(Extracted data entries)
━━━━━━━━━━
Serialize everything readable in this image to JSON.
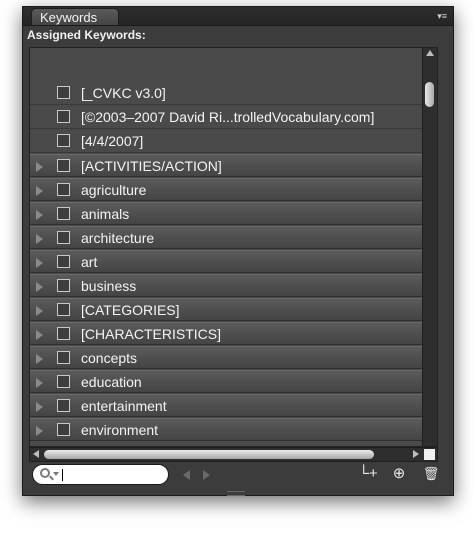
{
  "panel": {
    "tab_label": "Keywords",
    "menu_glyph": "▾≡",
    "assigned_label": "Assigned Keywords:"
  },
  "keywords": [
    {
      "label": "[_CVKC v3.0]",
      "expandable": false
    },
    {
      "label": "[©2003–2007 David Ri...trolledVocabulary.com]",
      "expandable": false
    },
    {
      "label": "[4/4/2007]",
      "expandable": false
    },
    {
      "label": "[ACTIVITIES/ACTION]",
      "expandable": true
    },
    {
      "label": "agriculture",
      "expandable": true
    },
    {
      "label": "animals",
      "expandable": true
    },
    {
      "label": "architecture",
      "expandable": true
    },
    {
      "label": "art",
      "expandable": true
    },
    {
      "label": "business",
      "expandable": true
    },
    {
      "label": "[CATEGORIES]",
      "expandable": true
    },
    {
      "label": "[CHARACTERISTICS]",
      "expandable": true
    },
    {
      "label": "concepts",
      "expandable": true
    },
    {
      "label": "education",
      "expandable": true
    },
    {
      "label": "entertainment",
      "expandable": true
    },
    {
      "label": "environment",
      "expandable": true
    }
  ],
  "search": {
    "value": "",
    "placeholder": ""
  },
  "toolbar": {
    "new_subkeyword_glyph": "└+",
    "new_keyword_glyph": "⊕",
    "delete_glyph": "🗑"
  },
  "icons": [
    "search-icon",
    "disclosure-triangle-icon",
    "checkbox-icon",
    "new-sub-keyword-icon",
    "new-keyword-icon",
    "delete-keyword-icon"
  ],
  "colors": {
    "panel_bg": "#3c3c3c",
    "row_bg": "#4a4a4a",
    "text": "#f4f4f4"
  }
}
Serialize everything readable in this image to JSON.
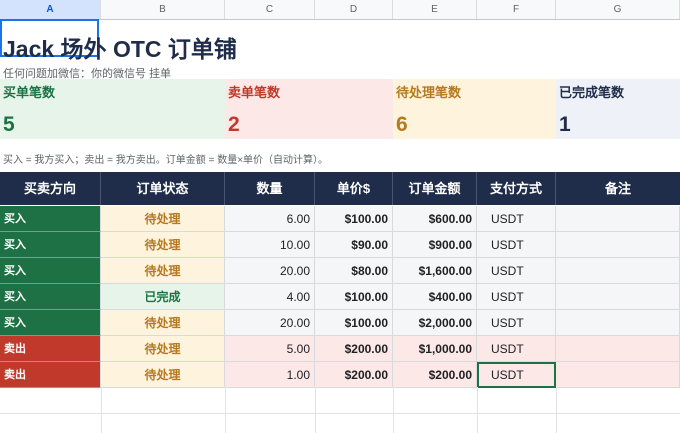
{
  "column_headers": [
    "A",
    "B",
    "C",
    "D",
    "E",
    "F",
    "G"
  ],
  "title": "Jack 场外 OTC 订单铺",
  "subtitle": "任何问题加微信：你的微信号 挂单",
  "stats": [
    {
      "label": "买单笔数",
      "value": "5",
      "color": "#1e7145",
      "bg": "#e6f4ea"
    },
    {
      "label": "卖单笔数",
      "value": "2",
      "color": "#c0392b",
      "bg": "#fce8e6"
    },
    {
      "label": "待处理笔数",
      "value": "6",
      "color": "#b7791f",
      "bg": "#fef3dc"
    },
    {
      "label": "已完成笔数",
      "value": "1",
      "color": "#1f2d4a",
      "bg": "#eef1f7"
    }
  ],
  "note": "买入 = 我方买入；卖出 = 我方卖出。订单金额 = 数量×单价（自动计算）。",
  "table": {
    "headers": [
      "买卖方向",
      "订单状态",
      "数量",
      "单价$",
      "订单金额",
      "支付方式",
      "备注"
    ],
    "rows": [
      {
        "direction": "买入",
        "status": "待处理",
        "qty": "6.00",
        "price": "$100.00",
        "amount": "$600.00",
        "pay": "USDT",
        "note": ""
      },
      {
        "direction": "买入",
        "status": "待处理",
        "qty": "10.00",
        "price": "$90.00",
        "amount": "$900.00",
        "pay": "USDT",
        "note": ""
      },
      {
        "direction": "买入",
        "status": "待处理",
        "qty": "20.00",
        "price": "$80.00",
        "amount": "$1,600.00",
        "pay": "USDT",
        "note": ""
      },
      {
        "direction": "买入",
        "status": "已完成",
        "qty": "4.00",
        "price": "$100.00",
        "amount": "$400.00",
        "pay": "USDT",
        "note": ""
      },
      {
        "direction": "买入",
        "status": "待处理",
        "qty": "20.00",
        "price": "$100.00",
        "amount": "$2,000.00",
        "pay": "USDT",
        "note": ""
      },
      {
        "direction": "卖出",
        "status": "待处理",
        "qty": "5.00",
        "price": "$200.00",
        "amount": "$1,000.00",
        "pay": "USDT",
        "note": ""
      },
      {
        "direction": "卖出",
        "status": "待处理",
        "qty": "1.00",
        "price": "$200.00",
        "amount": "$200.00",
        "pay": "USDT",
        "note": ""
      }
    ]
  },
  "colors": {
    "header_bg": "#1f2d4a",
    "buy": "#1e7145",
    "sell": "#c0392b",
    "pending_text": "#b7791f",
    "pending_bg": "#fef3dc",
    "done_text": "#1e7145",
    "done_bg": "#e6f4ea",
    "buy_row_bg": "#f4f6f8",
    "sell_row_bg": "#fce8e6",
    "selection": "#1a73e8",
    "active_cell": "#1e7145"
  }
}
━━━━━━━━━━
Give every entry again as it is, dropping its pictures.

Serialize everything readable in this image to JSON.
{
  "panel": {
    "tab_label": "Keywords",
    "menu_glyph": "▾≡",
    "assigned_label": "Assigned Keywords:"
  },
  "keywords": [
    {
      "label": "[_CVKC v3.0]",
      "expandable": false
    },
    {
      "label": "[©2003–2007 David Ri...trolledVocabulary.com]",
      "expandable": false
    },
    {
      "label": "[4/4/2007]",
      "expandable": false
    },
    {
      "label": "[ACTIVITIES/ACTION]",
      "expandable": true
    },
    {
      "label": "agriculture",
      "expandable": true
    },
    {
      "label": "animals",
      "expandable": true
    },
    {
      "label": "architecture",
      "expandable": true
    },
    {
      "label": "art",
      "expandable": true
    },
    {
      "label": "business",
      "expandable": true
    },
    {
      "label": "[CATEGORIES]",
      "expandable": true
    },
    {
      "label": "[CHARACTERISTICS]",
      "expandable": true
    },
    {
      "label": "concepts",
      "expandable": true
    },
    {
      "label": "education",
      "expandable": true
    },
    {
      "label": "entertainment",
      "expandable": true
    },
    {
      "label": "environment",
      "expandable": true
    }
  ],
  "search": {
    "value": "",
    "placeholder": ""
  },
  "toolbar": {
    "new_subkeyword_glyph": "└+",
    "new_keyword_glyph": "⊕",
    "delete_glyph": "🗑"
  },
  "icons": [
    "search-icon",
    "disclosure-triangle-icon",
    "checkbox-icon",
    "new-sub-keyword-icon",
    "new-keyword-icon",
    "delete-keyword-icon"
  ],
  "colors": {
    "panel_bg": "#3c3c3c",
    "row_bg": "#4a4a4a",
    "text": "#f4f4f4"
  }
}
Serialize everything readable in this image to JSON.
{
  "column_headers": [
    "A",
    "B",
    "C",
    "D",
    "E",
    "F",
    "G"
  ],
  "title": "Jack 场外 OTC 订单铺",
  "subtitle": "任何问题加微信：你的微信号 挂单",
  "stats": [
    {
      "label": "买单笔数",
      "value": "5",
      "color": "#1e7145",
      "bg": "#e6f4ea"
    },
    {
      "label": "卖单笔数",
      "value": "2",
      "color": "#c0392b",
      "bg": "#fce8e6"
    },
    {
      "label": "待处理笔数",
      "value": "6",
      "color": "#b7791f",
      "bg": "#fef3dc"
    },
    {
      "label": "已完成笔数",
      "value": "1",
      "color": "#1f2d4a",
      "bg": "#eef1f7"
    }
  ],
  "note": "买入 = 我方买入；卖出 = 我方卖出。订单金额 = 数量×单价（自动计算）。",
  "table": {
    "headers": [
      "买卖方向",
      "订单状态",
      "数量",
      "单价$",
      "订单金额",
      "支付方式",
      "备注"
    ],
    "rows": [
      {
        "direction": "买入",
        "status": "待处理",
        "qty": "6.00",
        "price": "$100.00",
        "amount": "$600.00",
        "pay": "USDT",
        "note": ""
      },
      {
        "direction": "买入",
        "status": "待处理",
        "qty": "10.00",
        "price": "$90.00",
        "amount": "$900.00",
        "pay": "USDT",
        "note": ""
      },
      {
        "direction": "买入",
        "status": "待处理",
        "qty": "20.00",
        "price": "$80.00",
        "amount": "$1,600.00",
        "pay": "USDT",
        "note": ""
      },
      {
        "direction": "买入",
        "status": "已完成",
        "qty": "4.00",
        "price": "$100.00",
        "amount": "$400.00",
        "pay": "USDT",
        "note": ""
      },
      {
        "direction": "买入",
        "status": "待处理",
        "qty": "20.00",
        "price": "$100.00",
        "amount": "$2,000.00",
        "pay": "USDT",
        "note": ""
      },
      {
        "direction": "卖出",
        "status": "待处理",
        "qty": "5.00",
        "price": "$200.00",
        "amount": "$1,000.00",
        "pay": "USDT",
        "note": ""
      },
      {
        "direction": "卖出",
        "status": "待处理",
        "qty": "1.00",
        "price": "$200.00",
        "amount": "$200.00",
        "pay": "USDT",
        "note": ""
      }
    ]
  },
  "colors": {
    "header_bg": "#1f2d4a",
    "buy": "#1e7145",
    "sell": "#c0392b",
    "pending_text": "#b7791f",
    "pending_bg": "#fef3dc",
    "done_text": "#1e7145",
    "done_bg": "#e6f4ea",
    "buy_row_bg": "#f4f6f8",
    "sell_row_bg": "#fce8e6",
    "selection": "#1a73e8",
    "active_cell": "#1e7145"
  }
}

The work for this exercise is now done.